Pro Bowl Roster 2012: Aldon Smith and Defensive Stars Who Got Snubbed
Every year, when the Pro Bowl rosters are announced, fans and analysts are always up in arms about someone who missed the cut.
It is a no-win scenario because there are always going to be snubs.
I am interested in some of those snubs—players that truly deserve to be in the game and who they should replace.
Most people who argue for a player who should be added to the Pro Bowl fail to include in their opinion the player who should be left off the roster in order to make that happen.
This article will tell you about the players who unequivocally belong on the Pro Bowl roster, and will mention which players stole their spots and should be kicked off the team.
Specifically, we are going to look at the defensive side of the ball.
Just because the NFL appears to give the offense all the advantages in the Pro Bowl game, doesn't mean there weren't plenty of great performances on the other side of the ball.
Aldon Smith, OLB, San Francisco 49ers
When the 49ers made Smith the seventh pick in the 2011 NFL Draft, it was met with a collective groan.

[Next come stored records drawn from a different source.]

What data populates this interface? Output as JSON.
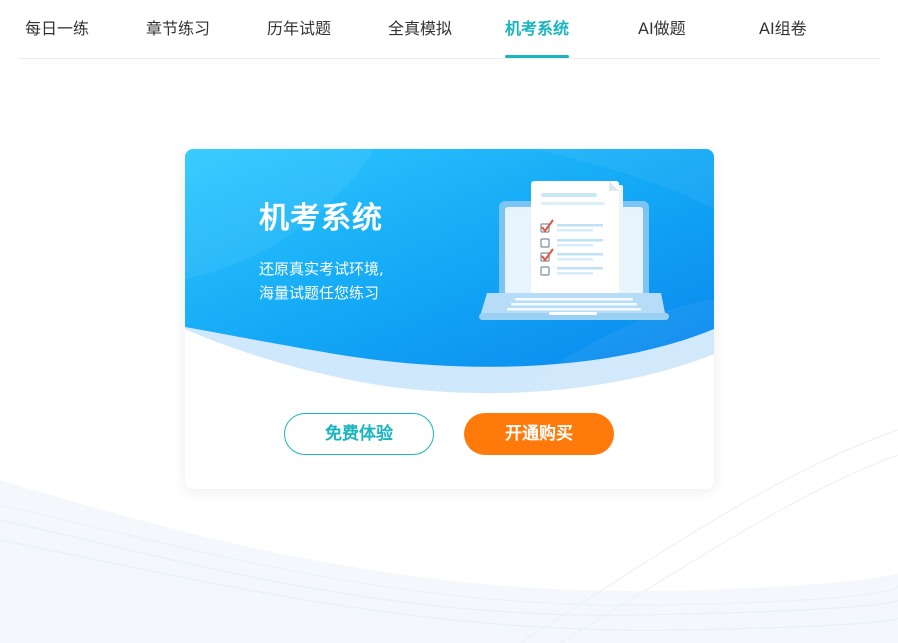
{
  "tabs": [
    {
      "label": "每日一练",
      "active": false
    },
    {
      "label": "章节练习",
      "active": false
    },
    {
      "label": "历年试题",
      "active": false
    },
    {
      "label": "全真模拟",
      "active": false
    },
    {
      "label": "机考系统",
      "active": true
    },
    {
      "label": "AI做题",
      "active": false
    },
    {
      "label": "AI组卷",
      "active": false
    }
  ],
  "card": {
    "title": "机考系统",
    "subtitle_line1": "还原真实考试环境,",
    "subtitle_line2": "海量试题任您练习",
    "trial_button": "免费体验",
    "buy_button": "开通购买",
    "illustration_icon": "laptop-exam-checklist-icon"
  },
  "colors": {
    "accent": "#1ab5bd",
    "buy": "#ff7a0a",
    "banner_light": "#30c8ff",
    "banner_dark": "#0a86f0"
  }
}
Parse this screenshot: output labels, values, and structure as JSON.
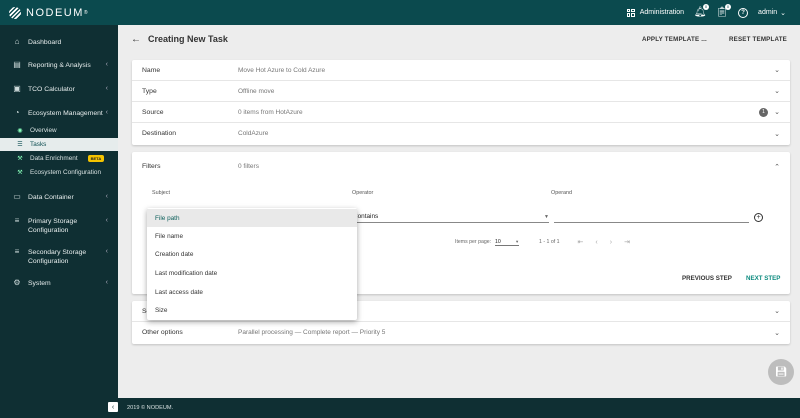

Fourteen sacks and a presumed Defensive Rookie of the Year later, Smith he looks like a steal. He has given this team the dominant pass rusher that they have needed for years.
Which Player Most Deserves To Be On The Pro Bowl Roster?
Yet, for all his hard work, Smith was still not given the courtesy of being placed on the alternate list for the Pro Bowl.
He will not be able to showcase his ability against the best players in the NFL, which is a shame because he has earned the right to represent himself and his team in Hawaii.
Who Should He Replace: Clay Matthews, Green Bay Packers
Matthews is a terrific linebacker who is not asked to be the pass-rushing monster that Smith is, but in no way did he have as strong a season as the 49ers rookie. He was good, but not worthy of a Pro Bowl selection.
London Fletcher, ILB, Washington Redskins
Fletcher might be the most underrated defensive player in the NFC.
He is leading the league in tackles with 163. He has also contributed two sacks, two interceptions, three forced fumbles and seven passes defended.
The inside linebacker position is a crowded one in the NFC, but for Fletcher to be ignored is a travesty. He has been the best and most consistent performer all season.
Who Should He Replace: Brian Urlacher, Chicago Bears
Part of the problem with Pro Bowl voting is that the players are picked more based on their past reputation than what they currently do on the field.
Urlacher is not having a great season, but because he has the name and plays for the Bears, he is going to be given more credit than he deserves.
Joe Haden, CB, Cleveland Browns
Playing in Cleveland is not the best way to showcase your abilities to a mainstream audience.
But, after just two seasons in the NFL, Haden has established himself as one of the premiere defensive backs in the game.
He has 61 tackles this year, but the real number that jumps out are his 19 passes defended—which is also why he only has one interception.
He has great ball skills and understands how to read opposing quarterbacks, and he deserved to be recognized for his efforts this season.
Who Should He Replace: Jonathan Joseph, Houston Texans
It is hard to argue with Darelle Revis and Champ Bailey starting the game, but Haden is certainly a more qualified backup than Joseph is.
That is not to say that Joseph is a bad choice. On the contrary, in most seasons he would be a perfectly logical pick. But Haden had a better season overall and should be on the roster ahead of the Texans cornerback.
What is the duplicate article?
Why is this article offensive?
Where is this article plagiarized from?
Why is this article poorly edited?